Notes[edit]

  1. ^  "Bertie, Thomas". Dictionary of National Biography. London: Smith, Elder & Co. 1885–1900. 
  2. ^ a b c d e f g h i j k l m n o p q Tracy. Who's who in Nelson's Navy. p. 37. 
  3. ^ a b c d e The Annual Biography and Obituary. p. 367. 
  4. ^ a b Sugden. Nelson — A Dream of Glory. p. 84. 
  5. ^ a b c d e f g "Bertie, Sir Thomas (1758-1825)". Dictionary of National Biography. 1885. p. 409. 
  6. ^ a b c The Annual Biography and Obituary. p. 368. 
  7. ^ a b The Annual Biography and Obituary. p. 369. 
  8. ^ Winfield. British Warships of the Age of Sail. p. 130. 
  9. ^ Winfield. British Warships of the Age of Sail. p. 101. 
  10. ^ a b c d e f g h i j k Tracy. Who's who in Nelson's Navy. p. 38. 
  11. ^ a b c d e f g h i "Bertie, Sir Thomas (1758-1825)". Dictionary of National Biography. 1885. p. 410. 
  12. ^ a b c d e f g The Annual Biography and Obituary. p. 370. 
  13. ^ a b c d e f g h The Annual Biography and Obituary. p. 371. 
  14. ^ a b c d The Annual Biography and Obituary. p. 372. 
  15. ^ The Annual Biography and Obituary. p. 373. 

References[edit]

  • The Annual Biography and Obituary 10. Longman, Rees, Orme, Brown and Green. 1826. 
  • Sugden, John (2004). Nelson — A Dream of Glory. London: Jonathan Cape. ISBN 0-224-06097-X. 
  • Tracy, Nicholas (2006). Who's who in Nelson's Navy: 200 Naval Heroes. London: Chatham Publishing.

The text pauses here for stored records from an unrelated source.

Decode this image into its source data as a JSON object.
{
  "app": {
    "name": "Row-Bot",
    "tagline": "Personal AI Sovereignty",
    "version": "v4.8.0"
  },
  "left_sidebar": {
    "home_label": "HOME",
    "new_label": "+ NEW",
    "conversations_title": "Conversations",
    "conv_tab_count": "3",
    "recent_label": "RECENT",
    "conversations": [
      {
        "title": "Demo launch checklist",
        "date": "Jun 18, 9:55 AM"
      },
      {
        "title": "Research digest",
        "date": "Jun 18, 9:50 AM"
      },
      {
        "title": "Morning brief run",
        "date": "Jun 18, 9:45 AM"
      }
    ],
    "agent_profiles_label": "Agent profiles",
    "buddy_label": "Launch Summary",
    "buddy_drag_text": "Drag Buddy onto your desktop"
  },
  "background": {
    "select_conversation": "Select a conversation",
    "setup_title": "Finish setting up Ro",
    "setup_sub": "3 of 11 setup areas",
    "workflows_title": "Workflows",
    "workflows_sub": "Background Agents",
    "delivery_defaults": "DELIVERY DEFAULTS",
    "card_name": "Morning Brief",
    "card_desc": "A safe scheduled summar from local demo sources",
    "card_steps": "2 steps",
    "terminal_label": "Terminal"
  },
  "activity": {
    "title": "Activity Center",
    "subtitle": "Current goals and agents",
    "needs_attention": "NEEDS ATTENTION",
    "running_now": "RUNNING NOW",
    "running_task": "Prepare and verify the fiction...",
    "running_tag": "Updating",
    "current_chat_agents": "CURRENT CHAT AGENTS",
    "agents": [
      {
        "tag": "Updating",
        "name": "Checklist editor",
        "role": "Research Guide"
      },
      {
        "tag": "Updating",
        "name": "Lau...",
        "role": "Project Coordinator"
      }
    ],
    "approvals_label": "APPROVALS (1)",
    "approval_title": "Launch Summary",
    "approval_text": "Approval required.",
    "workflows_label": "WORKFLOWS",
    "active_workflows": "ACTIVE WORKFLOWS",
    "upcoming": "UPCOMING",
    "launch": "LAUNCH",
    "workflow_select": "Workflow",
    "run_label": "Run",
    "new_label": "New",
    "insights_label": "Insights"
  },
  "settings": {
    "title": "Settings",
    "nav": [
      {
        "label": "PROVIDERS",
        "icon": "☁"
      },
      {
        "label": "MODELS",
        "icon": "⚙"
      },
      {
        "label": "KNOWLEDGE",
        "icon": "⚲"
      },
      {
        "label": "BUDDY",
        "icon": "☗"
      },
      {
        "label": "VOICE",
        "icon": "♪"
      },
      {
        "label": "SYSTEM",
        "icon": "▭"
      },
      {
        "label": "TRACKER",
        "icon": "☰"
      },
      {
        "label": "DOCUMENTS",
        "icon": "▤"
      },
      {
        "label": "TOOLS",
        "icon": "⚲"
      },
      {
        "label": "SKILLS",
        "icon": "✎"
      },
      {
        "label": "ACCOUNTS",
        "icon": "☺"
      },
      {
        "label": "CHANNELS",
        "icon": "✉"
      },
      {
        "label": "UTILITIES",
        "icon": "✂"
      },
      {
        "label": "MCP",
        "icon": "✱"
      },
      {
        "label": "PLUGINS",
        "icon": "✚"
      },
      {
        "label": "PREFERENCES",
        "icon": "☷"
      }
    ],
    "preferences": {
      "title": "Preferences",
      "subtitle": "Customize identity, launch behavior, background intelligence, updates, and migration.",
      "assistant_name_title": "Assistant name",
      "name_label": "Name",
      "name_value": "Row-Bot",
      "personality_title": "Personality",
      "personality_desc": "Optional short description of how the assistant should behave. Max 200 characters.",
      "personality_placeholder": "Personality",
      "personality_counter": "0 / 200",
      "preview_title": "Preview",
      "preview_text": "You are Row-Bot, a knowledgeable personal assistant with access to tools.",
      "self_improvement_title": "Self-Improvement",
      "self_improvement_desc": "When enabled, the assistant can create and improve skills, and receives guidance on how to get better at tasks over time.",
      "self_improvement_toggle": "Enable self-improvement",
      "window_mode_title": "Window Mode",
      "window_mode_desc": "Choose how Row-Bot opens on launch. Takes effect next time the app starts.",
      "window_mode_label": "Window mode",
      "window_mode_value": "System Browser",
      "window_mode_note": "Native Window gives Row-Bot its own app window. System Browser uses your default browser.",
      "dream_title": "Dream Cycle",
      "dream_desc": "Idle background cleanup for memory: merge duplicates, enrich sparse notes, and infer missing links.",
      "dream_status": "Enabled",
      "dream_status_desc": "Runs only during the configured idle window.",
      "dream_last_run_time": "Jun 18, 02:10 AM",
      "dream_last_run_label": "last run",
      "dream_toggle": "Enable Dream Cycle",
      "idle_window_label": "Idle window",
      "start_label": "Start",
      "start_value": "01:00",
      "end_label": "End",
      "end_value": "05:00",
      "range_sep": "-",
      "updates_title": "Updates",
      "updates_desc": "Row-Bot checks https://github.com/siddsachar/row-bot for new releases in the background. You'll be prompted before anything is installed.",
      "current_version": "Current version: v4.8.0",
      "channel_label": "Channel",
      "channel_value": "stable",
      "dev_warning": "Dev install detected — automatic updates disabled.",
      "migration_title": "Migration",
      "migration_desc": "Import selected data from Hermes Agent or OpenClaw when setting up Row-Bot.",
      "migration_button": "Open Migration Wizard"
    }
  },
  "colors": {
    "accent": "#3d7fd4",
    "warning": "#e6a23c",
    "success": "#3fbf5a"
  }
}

ISBN 1-86176-244-5. 
  • Winfield, Rif (2007). British Warships of the Age of Sail 1794–1817: Design, Construction, Careers and Fates. Seaforth. ISBN 1-86176-246-1.